___ DATA IN THIS EXERCISE ___

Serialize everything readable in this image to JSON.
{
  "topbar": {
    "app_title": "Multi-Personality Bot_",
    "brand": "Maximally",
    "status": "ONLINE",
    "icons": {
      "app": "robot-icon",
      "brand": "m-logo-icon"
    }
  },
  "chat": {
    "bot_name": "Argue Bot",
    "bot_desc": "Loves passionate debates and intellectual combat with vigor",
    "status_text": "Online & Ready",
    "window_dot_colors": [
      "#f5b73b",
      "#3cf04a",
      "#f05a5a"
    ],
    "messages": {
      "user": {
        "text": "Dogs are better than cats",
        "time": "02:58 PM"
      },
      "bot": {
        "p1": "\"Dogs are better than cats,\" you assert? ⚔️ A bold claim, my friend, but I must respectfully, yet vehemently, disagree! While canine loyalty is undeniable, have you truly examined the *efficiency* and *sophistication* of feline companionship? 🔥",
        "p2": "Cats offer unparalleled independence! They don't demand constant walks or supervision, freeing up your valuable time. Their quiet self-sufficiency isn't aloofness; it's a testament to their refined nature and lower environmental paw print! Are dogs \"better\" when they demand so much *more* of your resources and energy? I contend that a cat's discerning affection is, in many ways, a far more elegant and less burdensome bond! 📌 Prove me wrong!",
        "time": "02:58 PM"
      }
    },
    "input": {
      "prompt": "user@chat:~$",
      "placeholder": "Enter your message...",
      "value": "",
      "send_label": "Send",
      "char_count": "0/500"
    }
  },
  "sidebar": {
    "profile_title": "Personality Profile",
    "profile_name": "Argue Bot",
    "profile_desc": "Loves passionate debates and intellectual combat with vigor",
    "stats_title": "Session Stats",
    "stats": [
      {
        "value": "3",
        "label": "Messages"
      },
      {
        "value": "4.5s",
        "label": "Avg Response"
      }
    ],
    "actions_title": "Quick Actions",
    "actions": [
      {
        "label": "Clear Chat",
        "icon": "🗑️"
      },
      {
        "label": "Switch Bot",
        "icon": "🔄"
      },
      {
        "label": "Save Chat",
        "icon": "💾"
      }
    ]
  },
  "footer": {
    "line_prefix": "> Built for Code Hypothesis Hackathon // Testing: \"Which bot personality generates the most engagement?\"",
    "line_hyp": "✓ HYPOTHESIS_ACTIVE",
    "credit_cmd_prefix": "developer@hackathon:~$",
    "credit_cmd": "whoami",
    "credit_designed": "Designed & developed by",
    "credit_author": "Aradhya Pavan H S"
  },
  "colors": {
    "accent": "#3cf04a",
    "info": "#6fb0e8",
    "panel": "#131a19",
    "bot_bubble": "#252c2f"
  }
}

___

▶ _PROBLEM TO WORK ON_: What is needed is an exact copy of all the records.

▶ _FINISHED TASK_:
Serialize everything readable in this image to JSON.
{
  "topbar": {
    "app_title": "Multi-Personality Bot_",
    "brand": "Maximally",
    "status": "ONLINE",
    "icons": {
      "app": "robot-icon",
      "brand": "m-logo-icon"
    }
  },
  "chat": {
    "bot_name": "Argue Bot",
    "bot_desc": "Loves passionate debates and intellectual combat with vigor",
    "status_text": "Online & Ready",
    "window_dot_colors": [
      "#f5b73b",
      "#3cf04a",
      "#f05a5a"
    ],
    "messages": {
      "user": {
        "text": "Dogs are better than cats",
        "time": "02:58 PM"
      },
      "bot": {
        "p1": "\"Dogs are better than cats,\" you assert? ⚔️ A bold claim, my friend, but I must respectfully, yet vehemently, disagree! While canine loyalty is undeniable, have you truly examined the *efficiency* and *sophistication* of feline companionship? 🔥",
        "p2": "Cats offer unparalleled independence! They don't demand constant walks or supervision, freeing up your valuable time. Their quiet self-sufficiency isn't aloofness; it's a testament to their refined nature and lower environmental paw print! Are dogs \"better\" when they demand so much *more* of your resources and energy? I contend that a cat's discerning affection is, in many ways, a far more elegant and less burdensome bond! 📌 Prove me wrong!",
        "time": "02:58 PM"
      }
    },
    "input": {
      "prompt": "user@chat:~$",
      "placeholder": "Enter your message...",
      "value": "",
      "send_label": "Send",
      "char_count": "0/500"
    }
  },
  "sidebar": {
    "profile_title": "Personality Profile",
    "profile_name": "Argue Bot",
    "profile_desc": "Loves passionate debates and intellectual combat with vigor",
    "stats_title": "Session Stats",
    "stats": [
      {
        "value": "3",
        "label": "Messages"
      },
      {
        "value": "4.5s",
        "label": "Avg Response"
      }
    ],
    "actions_title": "Quick Actions",
    "actions": [
      {
        "label": "Clear Chat",
        "icon": "🗑️"
      },
      {
        "label": "Switch Bot",
        "icon": "🔄"
      },
      {
        "label": "Save Chat",
        "icon": "💾"
      }
    ]
  },
  "footer": {
    "line_prefix": "> Built for Code Hypothesis Hackathon // Testing: \"Which bot personality generates the most engagement?\"",
    "line_hyp": "✓ HYPOTHESIS_ACTIVE",
    "credit_cmd_prefix": "developer@hackathon:~$",
    "credit_cmd": "whoami",
    "credit_designed": "Designed & developed by",
    "credit_author": "Aradhya Pavan H S"
  },
  "colors": {
    "accent": "#3cf04a",
    "info": "#6fb0e8",
    "panel": "#131a19",
    "bot_bubble": "#252c2f"
  }
}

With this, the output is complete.